“Atripla, Gilead’s top selling AIDS drug, accounts for over 20% of ADAP expenditures, generating millions in revenue for the company. However, at a cost of over $10,000 per year, ADAP can no longer afford to pay for this and other Gilead drugs without price relief,” said Adam Ouderkirk, Bay Area Regional Director for AHF and a leader of the protest. “Given that Atripla is sold ‘at cost’ for $600 per year in developing countries, Gilead could lower the price significantly and still make a huge profit, yet it has not. We feel it is important to bring this message home to federal employees, as hard-hit government-funded programs like ADAP bear the brunt of Gilead’s greed.”
Background on ADAP
With state budgets stretched thin and increasing numbers of unemployed workers without health insurance, many states have been forced to cap enrollment in their AIDS Drug Assistance Programs. Currently, there are nearly 8,600 individuals on waiting lists to receive lifesaving AIDS medications in thirteen states. Hundreds of patients in need are being added to the waiting list each week. In addition, thousands more Americans living with HIV/AIDS have been dropped from the program or made ineligible to receive medications through ADAP due to stricter eligibility requirements.
Nationwide, ADAPs serve over 165,000 people, accounting for one third of people on AIDS treatment in the U.S. Unfortunately, the need for these programs expands every year, as more and more people become infected and diagnosed with HIV/AIDS; each year thousands of newly diagnosed HIV patients turn to ADAPs because they cannot afford their medicines.

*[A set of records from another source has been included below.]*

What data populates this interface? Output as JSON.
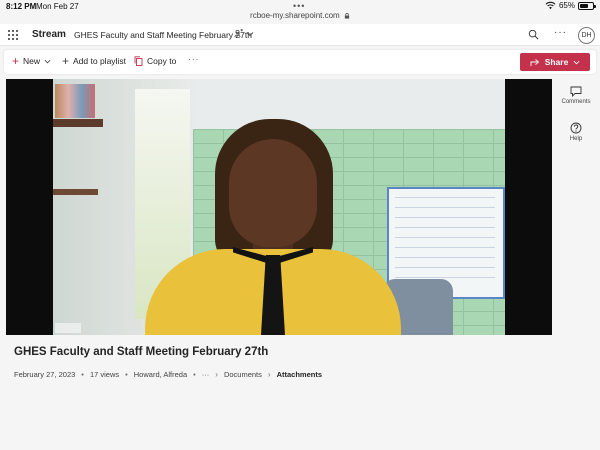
{
  "status_bar": {
    "time": "8:12 PM",
    "date": "Mon Feb 27",
    "battery": "65%",
    "battery_level": 0.65
  },
  "browser": {
    "url": "rcboe-my.sharepoint.com"
  },
  "header": {
    "app_name": "Stream",
    "document_title": "GHES Faculty and Staff Meeting February 27th",
    "avatar_initials": "DH",
    "icons": [
      "waffle-icon",
      "share-people-icon",
      "chevron-down-icon",
      "search-icon",
      "more-icon"
    ]
  },
  "toolbar": {
    "new_label": "New",
    "add_playlist_label": "Add to playlist",
    "copy_to_label": "Copy to",
    "more_label": "···",
    "share_label": "Share"
  },
  "rail": {
    "comments_label": "Comments",
    "help_label": "Help"
  },
  "video": {
    "title": "GHES Faculty and Staff Meeting February 27th",
    "date": "February 27, 2023",
    "views": "17 views",
    "owner": "Howard, Alfreda",
    "more": "···",
    "breadcrumb": [
      "Documents",
      "Attachments"
    ]
  },
  "colors": {
    "accent": "#c4314b",
    "background": "#f5f5f5",
    "player_bg": "#0c0c0c"
  }
}
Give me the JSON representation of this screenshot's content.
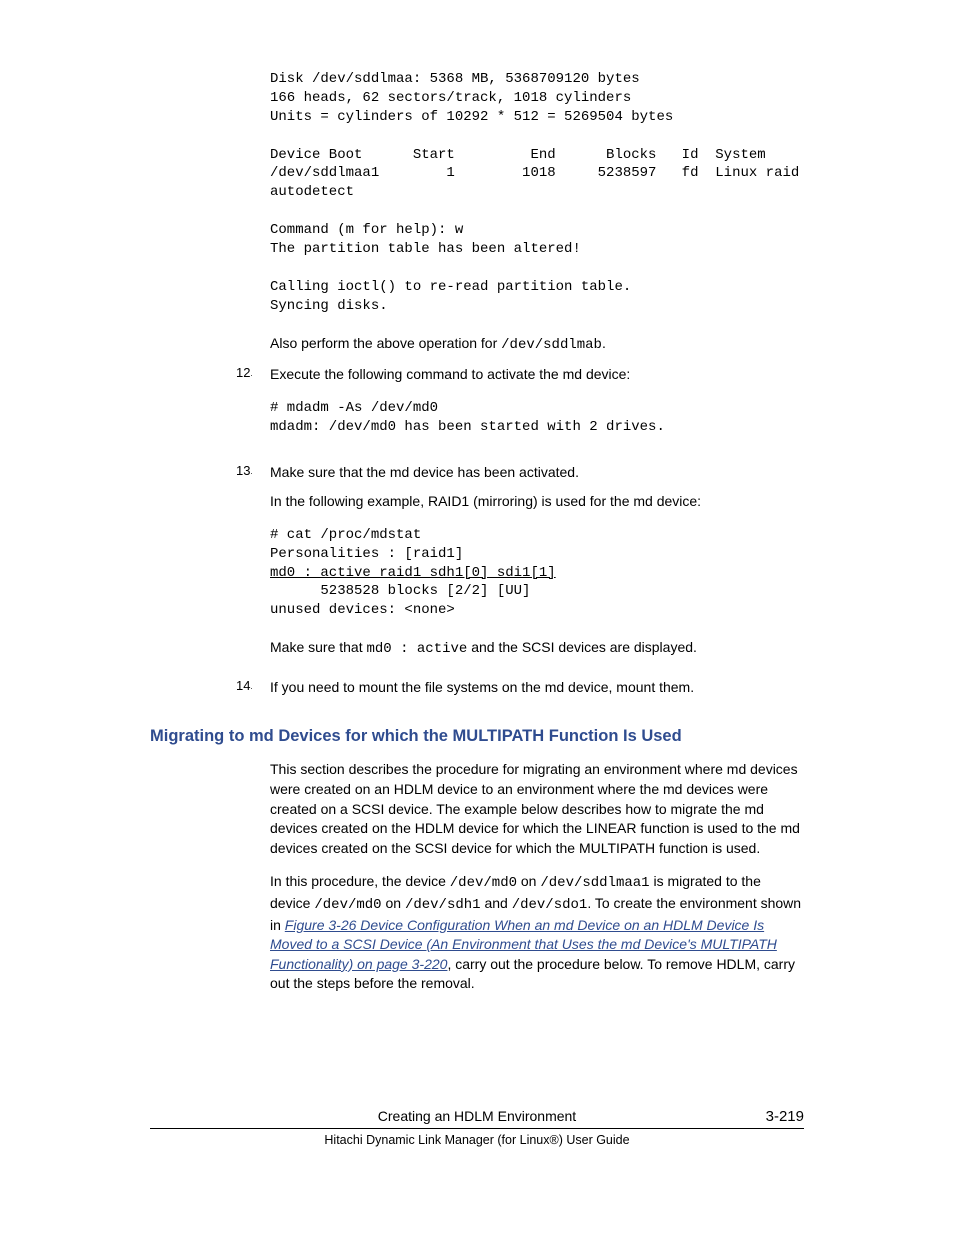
{
  "code1": "Disk /dev/sddlmaa: 5368 MB, 5368709120 bytes\n166 heads, 62 sectors/track, 1018 cylinders\nUnits = cylinders of 10292 * 512 = 5269504 bytes\n\nDevice Boot      Start         End      Blocks   Id  System\n/dev/sddlmaa1        1        1018     5238597   fd  Linux raid\nautodetect\n\nCommand (m for help): w\nThe partition table has been altered!\n\nCalling ioctl() to re-read partition table.\nSyncing disks.",
  "p_also_1": "Also perform the above operation for ",
  "p_also_code": "/dev/sddlmab",
  "p_also_2": ".",
  "step12_num": "12",
  "step12_text": "Execute the following command to activate the md device:",
  "code2": "# mdadm -As /dev/md0\nmdadm: /dev/md0 has been started with 2 drives.",
  "step13_num": "13",
  "step13_text1": "Make sure that the md device has been activated.",
  "step13_text2": "In the following example, RAID1 (mirroring) is used for the md device:",
  "code3_l1": "# cat /proc/mdstat",
  "code3_l2": "Personalities : [raid1]",
  "code3_l3": "md0 : active raid1 sdh1[0] sdi1[1]",
  "code3_l4": "      5238528 blocks [2/2] [UU]",
  "code3_l5": "unused devices: <none>",
  "p_make_1": "Make sure that ",
  "p_make_code": "md0 : active",
  "p_make_2": " and the SCSI devices are displayed.",
  "step14_num": "14",
  "step14_text": "If you need to mount the file systems on the md device, mount them.",
  "heading": "Migrating to md Devices for which the MULTIPATH Function Is Used",
  "para1": "This section describes the procedure for migrating an environment where md devices were created on an HDLM device to an environment where the md devices were created on a SCSI device. The example below describes how to migrate the md devices created on the HDLM device for which the LINEAR function is used to the md devices created on the SCSI device for which the MULTIPATH function is used.",
  "para2_1": "In this procedure, the device ",
  "para2_c1": "/dev/md0",
  "para2_2": " on ",
  "para2_c2": "/dev/sddlmaa1",
  "para2_3": " is migrated to the device ",
  "para2_c3": "/dev/md0",
  "para2_4": " on ",
  "para2_c4": "/dev/sdh1",
  "para2_5": " and ",
  "para2_c5": "/dev/sdo1",
  "para2_6": ". To create the environment shown in ",
  "para2_link": "Figure 3-26 Device Configuration When an md Device on an HDLM Device Is Moved to a SCSI Device (An Environment that Uses the md Device's MULTIPATH Functionality) on page 3-220",
  "para2_7": ", carry out the procedure below. To remove HDLM, carry out the steps before the removal.",
  "footer_title": "Creating an HDLM Environment",
  "footer_sub": "Hitachi Dynamic Link Manager (for Linux®) User Guide",
  "page_num": "3-219"
}
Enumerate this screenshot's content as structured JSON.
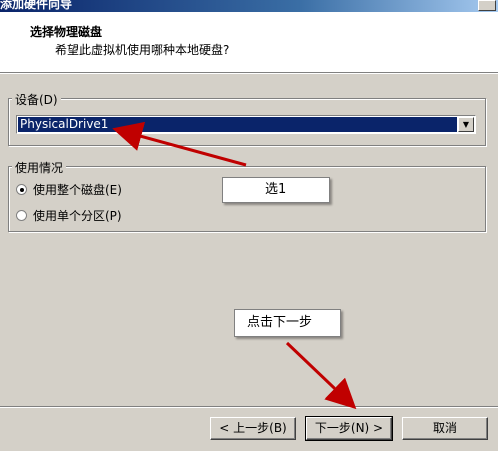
{
  "window": {
    "title": "添加硬件向导"
  },
  "header": {
    "title": "选择物理磁盘",
    "subtitle": "希望此虚拟机使用哪种本地硬盘?"
  },
  "device_group": {
    "label": "设备(D)",
    "selected_value": "PhysicalDrive1"
  },
  "usage_group": {
    "label": "使用情况",
    "options": [
      {
        "label": "使用整个磁盘(E)",
        "checked": true
      },
      {
        "label": "使用单个分区(P)",
        "checked": false
      }
    ]
  },
  "annotations": {
    "callout_select": "选1",
    "callout_next": "点击下一步",
    "arrow_color": "#c00000"
  },
  "buttons": {
    "back": "< 上一步(B)",
    "next": "下一步(N) >",
    "cancel": "取消"
  },
  "colors": {
    "selection": "#0a246a",
    "dialog_bg": "#d4d0c8"
  }
}
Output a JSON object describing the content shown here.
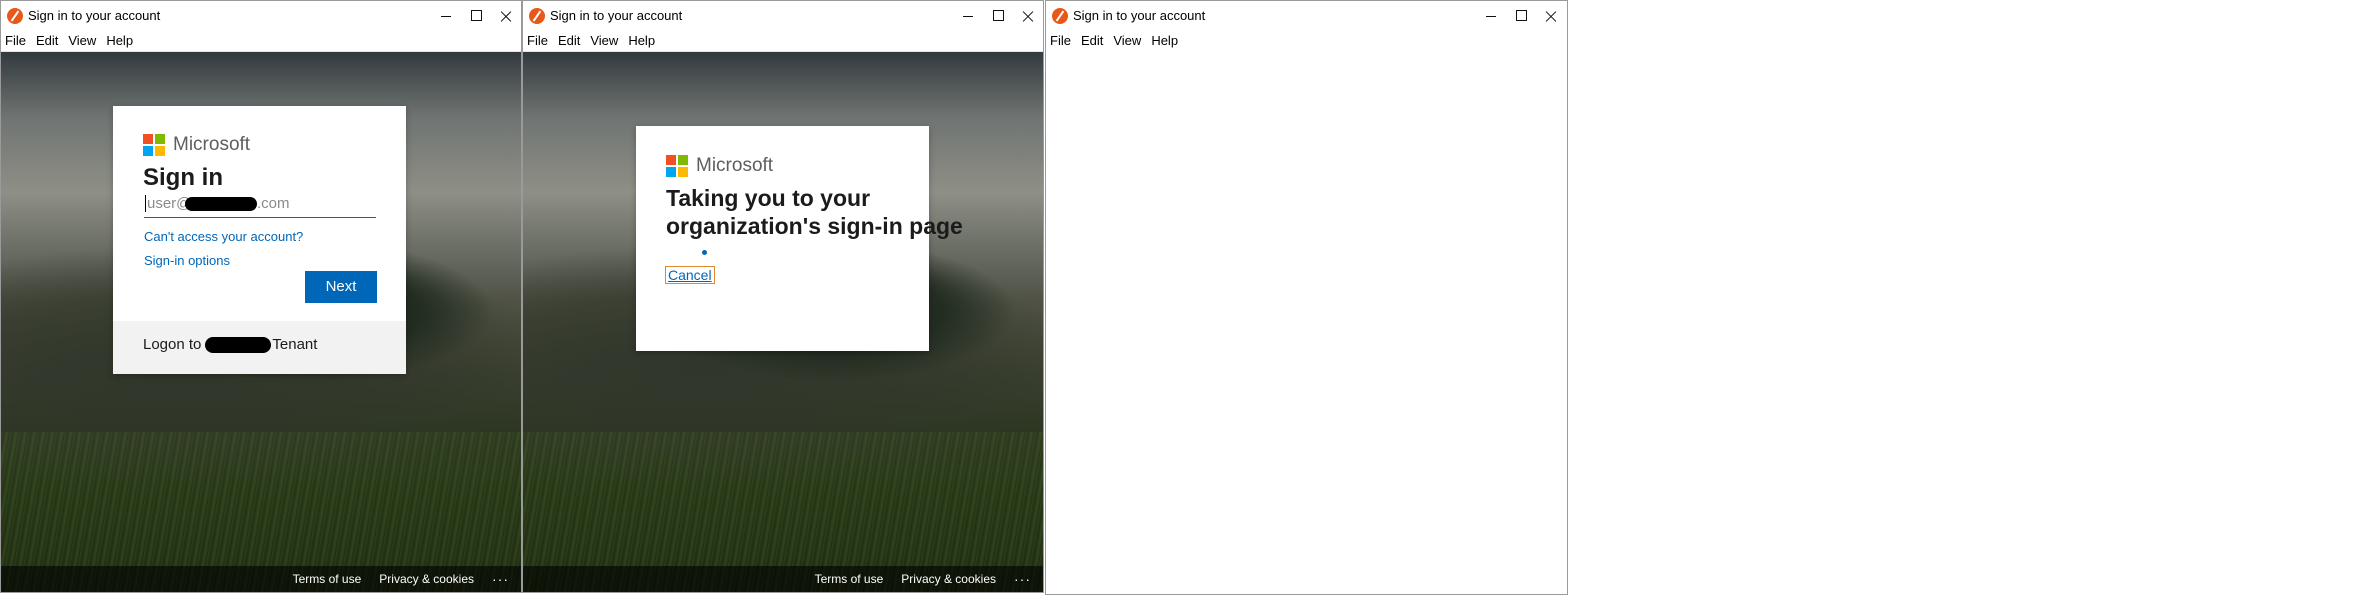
{
  "windows": [
    {
      "title": "Sign in to your account",
      "menu": [
        "File",
        "Edit",
        "View",
        "Help"
      ],
      "card": {
        "logo_text": "Microsoft",
        "heading": "Sign in",
        "email_placeholder_prefix": "user@",
        "email_placeholder_suffix": ".com",
        "cant_access_link": "Can't access your account?",
        "signin_options_link": "Sign-in options",
        "next_button": "Next",
        "footer_prefix": "Logon to",
        "footer_suffix": "Tenant"
      },
      "footer_links": {
        "terms": "Terms of use",
        "privacy": "Privacy & cookies",
        "more": "···"
      }
    },
    {
      "title": "Sign in to your account",
      "menu": [
        "File",
        "Edit",
        "View",
        "Help"
      ],
      "card": {
        "logo_text": "Microsoft",
        "heading": "Taking you to your organization's sign-in page",
        "cancel_button": "Cancel"
      },
      "footer_links": {
        "terms": "Terms of use",
        "privacy": "Privacy & cookies",
        "more": "···"
      }
    },
    {
      "title": "Sign in to your account",
      "menu": [
        "File",
        "Edit",
        "View",
        "Help"
      ]
    }
  ],
  "colors": {
    "accent_blue": "#0067b8",
    "ms_red": "#f25022",
    "ms_green": "#7fba00",
    "ms_blue": "#00a4ef",
    "ms_yellow": "#ffb900",
    "app_icon": "#e8581a"
  },
  "icons": {
    "app": "app-icon",
    "minimize": "minimize-icon",
    "maximize": "maximize-icon",
    "close": "close-icon"
  }
}
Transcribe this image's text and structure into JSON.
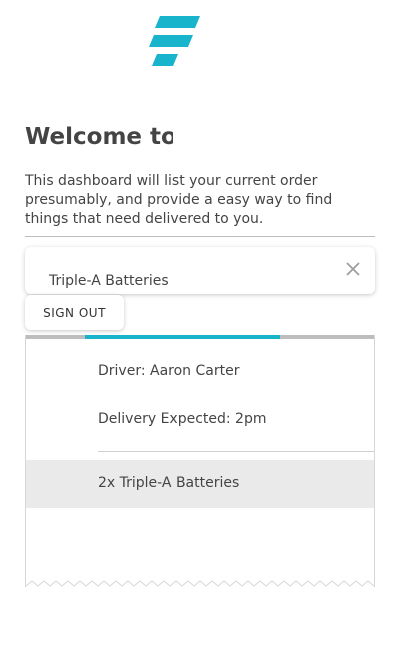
{
  "brand": {
    "logo_icon": "stacked-stripes-logo-icon",
    "accent": "#17b4cc"
  },
  "welcome": {
    "title": "Welcome to",
    "description": "This dashboard will list your current order presumably, and provide a easy way to find things that need delivered to you."
  },
  "order_card": {
    "name": "Triple-A Batteries",
    "close_icon": "close-icon"
  },
  "signout": {
    "label": "SIGN OUT"
  },
  "delivery": {
    "progress": {
      "start": 0.17,
      "end": 0.73
    },
    "driver": "Driver: Aaron Carter",
    "expected": "Delivery Expected: 2pm",
    "items": [
      "2x Triple-A Batteries"
    ]
  },
  "colors": {
    "text": "#444444",
    "track": "#bdbdbd",
    "row_highlight": "#eaeaea"
  }
}
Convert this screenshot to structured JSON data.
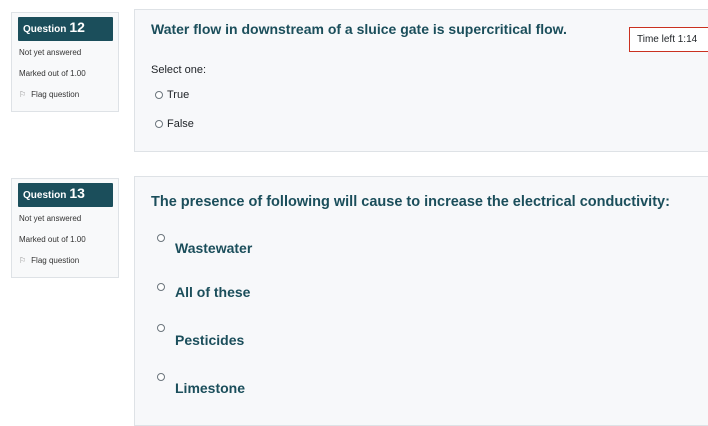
{
  "q12": {
    "label": "Question",
    "number": "12",
    "status": "Not yet answered",
    "marks": "Marked out of 1.00",
    "flag": "Flag question",
    "text": "Water flow in downstream of a sluice gate is supercritical flow.",
    "select_one": "Select one:",
    "options": [
      "True",
      "False"
    ]
  },
  "q13": {
    "label": "Question",
    "number": "13",
    "status": "Not yet answered",
    "marks": "Marked out of 1.00",
    "flag": "Flag question",
    "text": "The presence of following will cause to increase the electrical conductivity:",
    "options": [
      "Wastewater",
      "All of these",
      "Pesticides",
      "Limestone"
    ]
  },
  "timer": {
    "text": "Time left 1:14"
  },
  "colors": {
    "accent": "#1b4e5b",
    "timer_border": "#ca3120"
  },
  "icons": {
    "flag": "flag-icon",
    "radio": "radio-button"
  }
}
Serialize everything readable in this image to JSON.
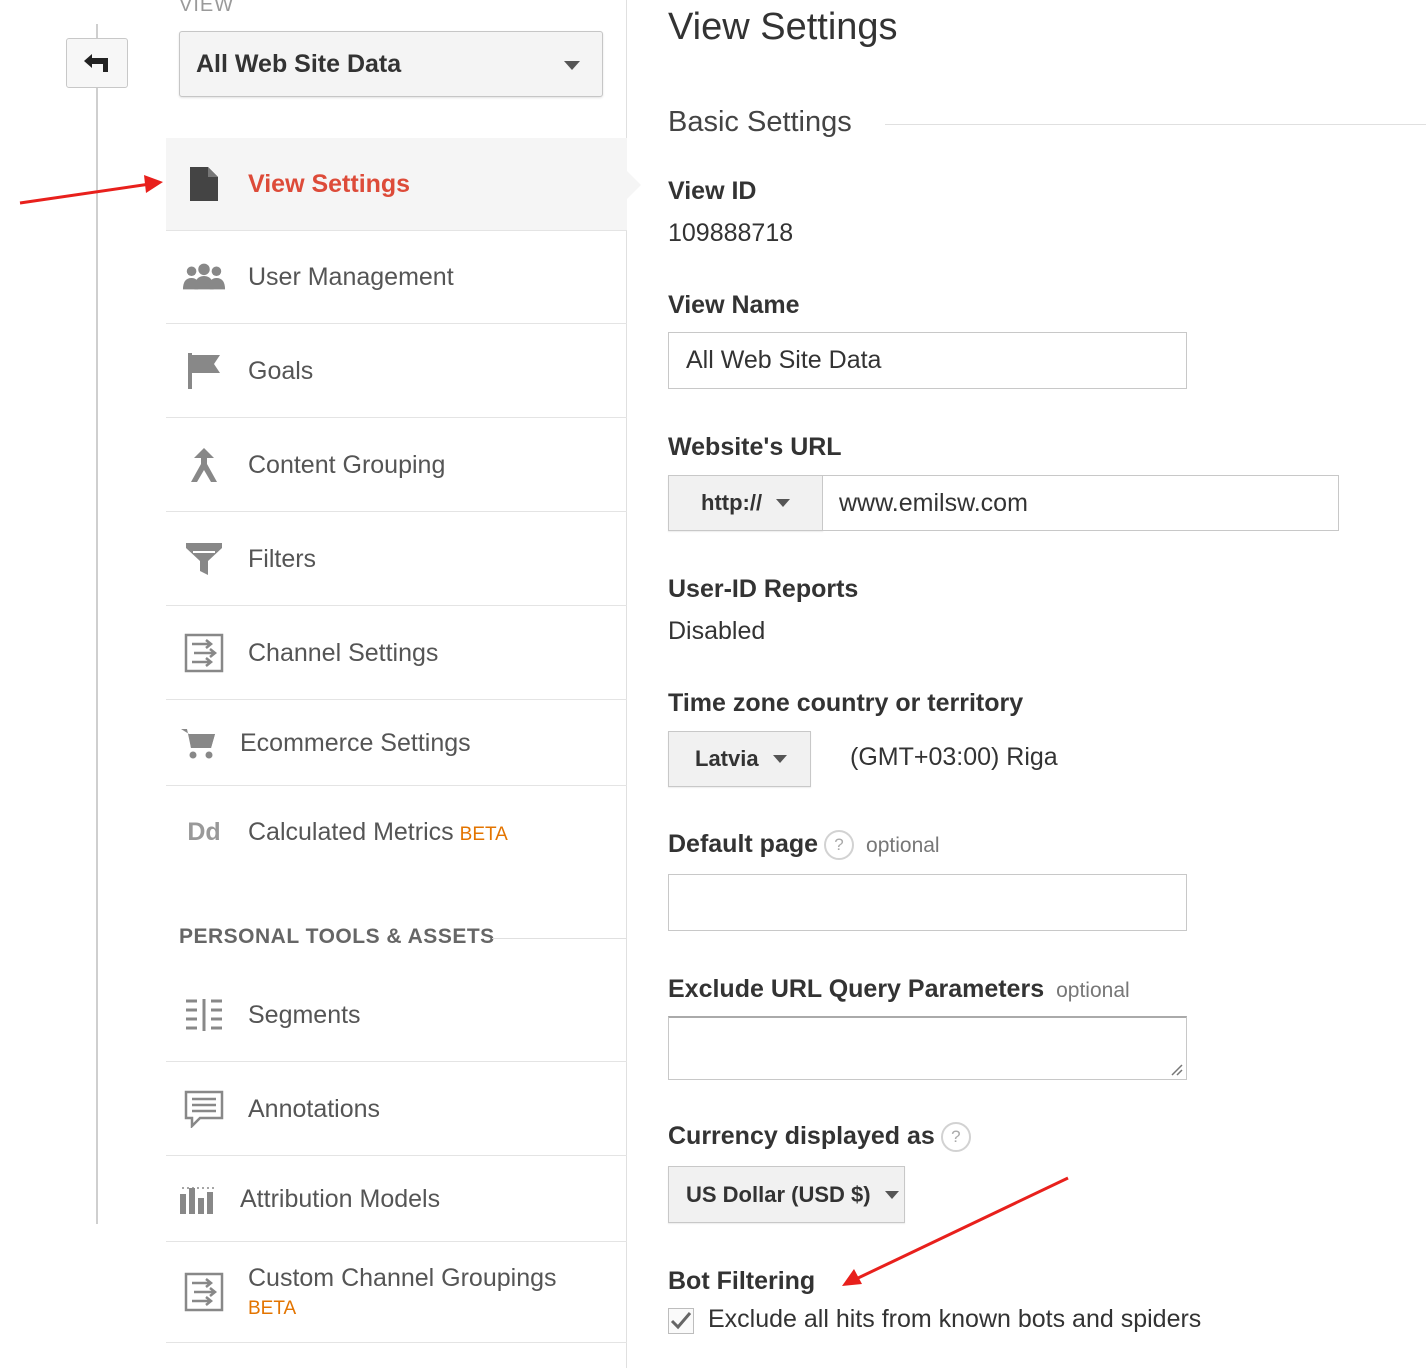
{
  "sidebar": {
    "view_caption": "VIEW",
    "view_select_value": "All Web Site Data",
    "items": [
      {
        "label": "View Settings",
        "icon": "document-icon"
      },
      {
        "label": "User Management",
        "icon": "users-icon"
      },
      {
        "label": "Goals",
        "icon": "flag-icon"
      },
      {
        "label": "Content Grouping",
        "icon": "content-grouping-icon"
      },
      {
        "label": "Filters",
        "icon": "filter-icon"
      },
      {
        "label": "Channel Settings",
        "icon": "channel-settings-icon"
      },
      {
        "label": "Ecommerce Settings",
        "icon": "cart-icon"
      },
      {
        "label": "Calculated Metrics",
        "icon": "calculated-metrics-icon",
        "badge": "BETA",
        "icon_text": "Dd"
      }
    ],
    "personal_section_title": "PERSONAL TOOLS & ASSETS",
    "personal_items": [
      {
        "label": "Segments",
        "icon": "segments-icon"
      },
      {
        "label": "Annotations",
        "icon": "annotations-icon"
      },
      {
        "label": "Attribution Models",
        "icon": "attribution-icon"
      },
      {
        "label": "Custom Channel Groupings",
        "icon": "custom-channel-icon",
        "badge": "BETA"
      }
    ]
  },
  "main": {
    "title": "View Settings",
    "section_title": "Basic Settings",
    "view_id_label": "View ID",
    "view_id_value": "109888718",
    "view_name_label": "View Name",
    "view_name_value": "All Web Site Data",
    "website_url_label": "Website's URL",
    "protocol_value": "http://",
    "url_value": "www.emilsw.com",
    "user_id_label": "User-ID Reports",
    "user_id_value": "Disabled",
    "timezone_label": "Time zone country or territory",
    "timezone_country": "Latvia",
    "timezone_value": "(GMT+03:00) Riga",
    "default_page_label": "Default page",
    "help_glyph": "?",
    "optional_text": "optional",
    "default_page_value": "",
    "exclude_label": "Exclude URL Query Parameters",
    "exclude_value": "",
    "currency_label": "Currency displayed as",
    "currency_value": "US Dollar (USD $)",
    "bot_filter_label": "Bot Filtering",
    "bot_filter_checkbox_label": "Exclude all hits from known bots and spiders",
    "bot_filter_checked": true
  },
  "colors": {
    "accent_red": "#dd4b39",
    "beta_orange": "#e37400",
    "annotation_arrow": "#e8201c"
  }
}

“Our intention with actions like this protest in the Bay Area targeting Gilead over its AIDS drug pricing and policies is to encourage Gilead to reflect on its own remarkable mission and history as a very different sort of drug company,” said Whitney Engeran-Cordova, Senior Director of Public Health Division for AIDS Healthcare Foundation. “The nation’s network of AIDS Drug Assistance Programs face desperate circumstances because of high prices for drugs like Gilead’s Atripla. AHF is willing to work in partnership with Gilead toward solutions for ADAP and to create and foster dialogue with the community, but we will not rest and never stop should companies like Gilead continue to pursue pricing and policies that conflict with the greater good and health and well-being of the public.”
AIDS Healthcare Foundation (AHF), the largest global AIDS organization, currently provides medical care and services to more than 168,000 individuals in 27 countries worldwide in the US, Africa, Latin America/Caribbean, the Asia/Pacific region and Eastern Europe. www.aidshealth.org
AIDS Healthcare Foundation
Associate Director of Communications
KEYWORDS: United States North America California
INDUSTRY KEYWORDS: Health AIDS Pharmaceutical Philanthropy Other Philanthropy Foundation